The impact of our music curriculum can be constantly monitored through both formative and summative assessment opportunities. Each lesson includes guidance to support teachers in assessing pupils against the learning objectives and at the end of each unit there is often a performance element where teachers can make a summative assessment of pupils’ learning. Knowledge organisers for each unit support pupils by providing a highly visual record of the key learning from the unit, encouraging recall of practical skills, key knowledge and vocabulary.
After the implementation of our music curriculum, pupils should leave St Charles’ Catholic Primary School equipped with a range of skills to enable them to succeed in their secondary education and to be able to enjoy and appreciate music throughout their lives.
The expected impact is that children will:
- Be confident performers, composers and listeners and will be able to express themselves musically at and beyond school.
- Show an appreciation and respect for a wide range of musical styles from around the world and will understand how music is influenced by the wider cultural, social, and historical contexts in which it is developed.
- Understand the ways in which music can be written down to support performing and composing activities.
- Demonstrate and articulate an enthusiasm for music and be able to identify their own personal musical preferences.
- Meet the end of key stage expectations outlined in the national curriculum for Music.
Music Curriculum Programmes of Study: Key Stages 1 and 2
Purpose of study
Music is a universal language that embodies one of the highest forms of creativity. A high-quality music education should engage and inspire pupils to develop a love of music and their talent as musicians, and so increase their self-confidence, creativity and sense of achievement. As pupils progress, they should develop a critical engagement with music, allowing them to compose, and to listen with discrimination to the best in the musical canon.
The national curriculum for music aims to ensure that all pupils:
- perform, listen to, review and evaluate music across a range of historical periods, genres, styles and traditions, including the works of the great composers and musicians

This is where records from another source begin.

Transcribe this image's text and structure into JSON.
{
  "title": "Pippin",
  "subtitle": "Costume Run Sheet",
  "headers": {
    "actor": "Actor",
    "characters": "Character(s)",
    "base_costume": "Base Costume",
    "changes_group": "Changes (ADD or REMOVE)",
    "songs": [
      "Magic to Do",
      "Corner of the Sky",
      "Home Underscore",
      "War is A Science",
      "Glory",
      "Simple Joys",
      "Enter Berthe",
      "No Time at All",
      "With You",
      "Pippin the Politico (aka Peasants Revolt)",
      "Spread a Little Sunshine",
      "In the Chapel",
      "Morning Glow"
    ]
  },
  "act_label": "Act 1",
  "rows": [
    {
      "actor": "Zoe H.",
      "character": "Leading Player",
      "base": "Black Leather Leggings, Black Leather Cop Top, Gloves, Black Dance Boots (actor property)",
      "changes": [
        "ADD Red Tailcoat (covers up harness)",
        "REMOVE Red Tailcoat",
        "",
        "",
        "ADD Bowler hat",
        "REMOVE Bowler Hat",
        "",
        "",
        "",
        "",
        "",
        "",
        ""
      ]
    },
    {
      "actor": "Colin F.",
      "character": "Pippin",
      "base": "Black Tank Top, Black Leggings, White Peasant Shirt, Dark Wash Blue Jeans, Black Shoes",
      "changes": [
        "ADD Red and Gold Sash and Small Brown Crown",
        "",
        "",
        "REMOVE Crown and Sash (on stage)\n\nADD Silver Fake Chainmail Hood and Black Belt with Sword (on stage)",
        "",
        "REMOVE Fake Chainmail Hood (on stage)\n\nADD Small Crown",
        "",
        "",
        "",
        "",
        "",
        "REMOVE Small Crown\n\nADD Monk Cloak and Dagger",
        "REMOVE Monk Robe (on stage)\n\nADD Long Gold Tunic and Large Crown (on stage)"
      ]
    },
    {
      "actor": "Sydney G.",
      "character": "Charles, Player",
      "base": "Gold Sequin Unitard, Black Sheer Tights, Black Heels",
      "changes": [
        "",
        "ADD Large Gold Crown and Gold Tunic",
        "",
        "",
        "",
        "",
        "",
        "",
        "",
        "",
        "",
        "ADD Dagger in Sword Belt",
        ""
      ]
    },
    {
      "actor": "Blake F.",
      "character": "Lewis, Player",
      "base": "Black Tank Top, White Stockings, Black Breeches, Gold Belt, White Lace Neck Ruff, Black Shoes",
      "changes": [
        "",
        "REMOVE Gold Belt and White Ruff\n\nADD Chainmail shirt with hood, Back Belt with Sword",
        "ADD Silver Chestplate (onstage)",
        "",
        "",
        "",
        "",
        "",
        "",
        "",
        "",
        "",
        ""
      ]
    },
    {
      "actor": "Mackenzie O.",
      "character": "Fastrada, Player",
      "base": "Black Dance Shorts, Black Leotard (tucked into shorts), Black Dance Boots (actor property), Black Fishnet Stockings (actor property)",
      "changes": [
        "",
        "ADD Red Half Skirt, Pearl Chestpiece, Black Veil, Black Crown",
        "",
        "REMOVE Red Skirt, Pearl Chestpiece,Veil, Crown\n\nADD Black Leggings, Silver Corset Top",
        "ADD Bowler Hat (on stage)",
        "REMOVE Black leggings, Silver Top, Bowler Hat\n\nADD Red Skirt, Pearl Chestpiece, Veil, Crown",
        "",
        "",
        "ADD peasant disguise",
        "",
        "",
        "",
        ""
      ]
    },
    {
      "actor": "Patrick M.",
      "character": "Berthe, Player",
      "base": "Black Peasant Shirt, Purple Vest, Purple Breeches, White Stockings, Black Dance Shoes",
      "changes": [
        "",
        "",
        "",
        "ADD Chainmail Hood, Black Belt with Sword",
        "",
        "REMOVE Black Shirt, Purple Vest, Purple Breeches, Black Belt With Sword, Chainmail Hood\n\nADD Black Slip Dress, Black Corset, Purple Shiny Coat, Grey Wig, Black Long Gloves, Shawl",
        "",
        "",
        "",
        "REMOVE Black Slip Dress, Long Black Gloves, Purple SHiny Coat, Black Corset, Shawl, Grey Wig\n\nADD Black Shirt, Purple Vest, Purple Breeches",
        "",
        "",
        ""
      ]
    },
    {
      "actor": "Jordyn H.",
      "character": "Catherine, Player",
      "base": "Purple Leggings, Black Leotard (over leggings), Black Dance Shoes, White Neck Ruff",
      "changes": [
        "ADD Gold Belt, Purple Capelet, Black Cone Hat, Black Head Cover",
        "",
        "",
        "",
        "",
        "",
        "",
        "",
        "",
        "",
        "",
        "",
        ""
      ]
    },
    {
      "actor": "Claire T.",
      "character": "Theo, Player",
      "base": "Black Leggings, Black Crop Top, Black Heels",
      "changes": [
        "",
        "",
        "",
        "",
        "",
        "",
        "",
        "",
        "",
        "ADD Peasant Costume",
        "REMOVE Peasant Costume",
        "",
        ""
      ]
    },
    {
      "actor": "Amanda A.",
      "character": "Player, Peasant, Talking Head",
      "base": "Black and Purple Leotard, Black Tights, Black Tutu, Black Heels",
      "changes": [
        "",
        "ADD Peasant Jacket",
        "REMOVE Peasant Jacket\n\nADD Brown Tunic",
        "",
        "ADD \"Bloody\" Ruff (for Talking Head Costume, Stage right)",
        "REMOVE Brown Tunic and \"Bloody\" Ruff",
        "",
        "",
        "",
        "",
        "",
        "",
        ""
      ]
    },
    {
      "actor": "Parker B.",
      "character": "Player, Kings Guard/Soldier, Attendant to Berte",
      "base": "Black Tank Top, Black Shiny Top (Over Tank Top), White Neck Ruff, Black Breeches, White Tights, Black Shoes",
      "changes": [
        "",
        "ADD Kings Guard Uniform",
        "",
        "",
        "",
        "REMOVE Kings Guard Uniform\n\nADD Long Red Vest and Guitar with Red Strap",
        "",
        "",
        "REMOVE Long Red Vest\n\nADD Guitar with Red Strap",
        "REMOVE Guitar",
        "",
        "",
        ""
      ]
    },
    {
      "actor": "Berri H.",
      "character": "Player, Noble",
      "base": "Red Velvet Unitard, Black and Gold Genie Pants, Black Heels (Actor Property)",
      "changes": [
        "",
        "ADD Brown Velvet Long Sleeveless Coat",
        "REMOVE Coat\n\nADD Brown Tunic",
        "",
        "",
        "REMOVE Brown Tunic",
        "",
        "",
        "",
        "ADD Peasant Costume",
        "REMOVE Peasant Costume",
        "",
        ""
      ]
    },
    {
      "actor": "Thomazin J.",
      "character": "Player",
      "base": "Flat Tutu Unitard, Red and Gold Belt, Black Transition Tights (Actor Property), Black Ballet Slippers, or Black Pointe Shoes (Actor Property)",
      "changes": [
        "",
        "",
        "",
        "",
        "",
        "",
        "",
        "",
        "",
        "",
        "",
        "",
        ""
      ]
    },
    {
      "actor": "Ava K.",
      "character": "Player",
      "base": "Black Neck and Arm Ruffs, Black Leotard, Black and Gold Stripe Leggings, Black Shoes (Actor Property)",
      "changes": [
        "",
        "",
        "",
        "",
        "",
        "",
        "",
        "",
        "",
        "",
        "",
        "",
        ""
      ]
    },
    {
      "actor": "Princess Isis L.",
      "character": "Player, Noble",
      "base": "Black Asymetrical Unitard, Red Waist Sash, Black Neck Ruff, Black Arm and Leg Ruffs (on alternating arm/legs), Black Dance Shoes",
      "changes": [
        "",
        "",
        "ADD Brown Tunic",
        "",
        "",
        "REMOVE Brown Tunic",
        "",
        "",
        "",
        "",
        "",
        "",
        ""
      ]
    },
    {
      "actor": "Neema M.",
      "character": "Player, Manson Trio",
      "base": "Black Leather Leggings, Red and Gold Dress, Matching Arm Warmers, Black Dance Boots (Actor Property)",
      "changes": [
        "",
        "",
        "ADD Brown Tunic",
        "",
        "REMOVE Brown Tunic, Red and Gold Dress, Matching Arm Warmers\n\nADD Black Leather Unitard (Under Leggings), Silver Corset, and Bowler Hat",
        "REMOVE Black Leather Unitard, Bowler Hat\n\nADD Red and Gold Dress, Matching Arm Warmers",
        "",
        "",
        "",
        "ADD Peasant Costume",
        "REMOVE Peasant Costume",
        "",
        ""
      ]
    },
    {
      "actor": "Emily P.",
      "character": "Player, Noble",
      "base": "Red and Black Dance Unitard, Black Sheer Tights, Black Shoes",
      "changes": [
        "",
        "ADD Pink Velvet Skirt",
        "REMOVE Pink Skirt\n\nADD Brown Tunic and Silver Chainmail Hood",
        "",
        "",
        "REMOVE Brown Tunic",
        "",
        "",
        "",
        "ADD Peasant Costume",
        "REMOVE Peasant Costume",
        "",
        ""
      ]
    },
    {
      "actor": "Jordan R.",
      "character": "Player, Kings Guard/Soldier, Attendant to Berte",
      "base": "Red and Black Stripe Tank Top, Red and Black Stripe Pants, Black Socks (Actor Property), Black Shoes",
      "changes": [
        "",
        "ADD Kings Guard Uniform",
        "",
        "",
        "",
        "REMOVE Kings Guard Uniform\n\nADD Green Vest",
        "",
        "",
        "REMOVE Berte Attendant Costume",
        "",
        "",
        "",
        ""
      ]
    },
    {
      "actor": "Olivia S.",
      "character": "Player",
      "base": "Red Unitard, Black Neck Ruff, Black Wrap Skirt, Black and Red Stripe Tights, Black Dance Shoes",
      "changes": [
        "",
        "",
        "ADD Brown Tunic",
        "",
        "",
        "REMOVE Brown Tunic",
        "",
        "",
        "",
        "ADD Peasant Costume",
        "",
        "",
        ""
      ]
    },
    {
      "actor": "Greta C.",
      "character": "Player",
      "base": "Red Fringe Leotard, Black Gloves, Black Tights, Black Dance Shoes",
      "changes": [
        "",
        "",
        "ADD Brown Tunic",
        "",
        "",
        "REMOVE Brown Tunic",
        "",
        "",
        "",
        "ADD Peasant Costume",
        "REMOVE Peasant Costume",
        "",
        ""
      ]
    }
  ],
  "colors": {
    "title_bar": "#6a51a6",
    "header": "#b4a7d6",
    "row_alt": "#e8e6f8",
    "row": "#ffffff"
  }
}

- learn to sing and to use their voices, to create and compose music on their own and with others, have the opportunity to learn a musical instrument, use technology appropriately and have the opportunity to progress to the next level of musical excellence
- understand and explore how music is created, produced and communicated, including through the inter-related dimensions: pitch, duration, dynamics, tempo, timbre, texture, structure and appropriate musical notations.
By the end of each key stage, pupils are expected to know, apply and understand the matters, skills and processes specified in the relevant programme of study.
Subject Content – Key stage 1
Pupils should be taught to:
- use their voices expressively and creatively by singing songs and speaking chants and rhymes play tuned and untuned instruments musically
- listen with concentration and understanding to a range of high-quality live and recorded music experiment with, create, select and combine sounds using the inter-related dimensions of music.
Subject Content – Key Stage 2
Pupils should be taught to sing and play musically with increasing confidence and control. They should develop an understanding of musical composition, organising and manipulating ideas within musical structures and reproducing sounds from aural memory.
Pupils should be taught to:
- play and perform in solo and ensemble contexts, using their voices and playing musical instruments with increasing accuracy, fluency, control and expression
- improvise and compose music for a range of purposes using the inter-related dimensions of music
- listen with attention to detail and recall sounds with increasing aural memory
- use and understand staff and other musical notations
- appreciate and understand a wide range of high-quality live and recorded music drawn from different traditions and from great composers and musicians
- develop an understanding of the history of music.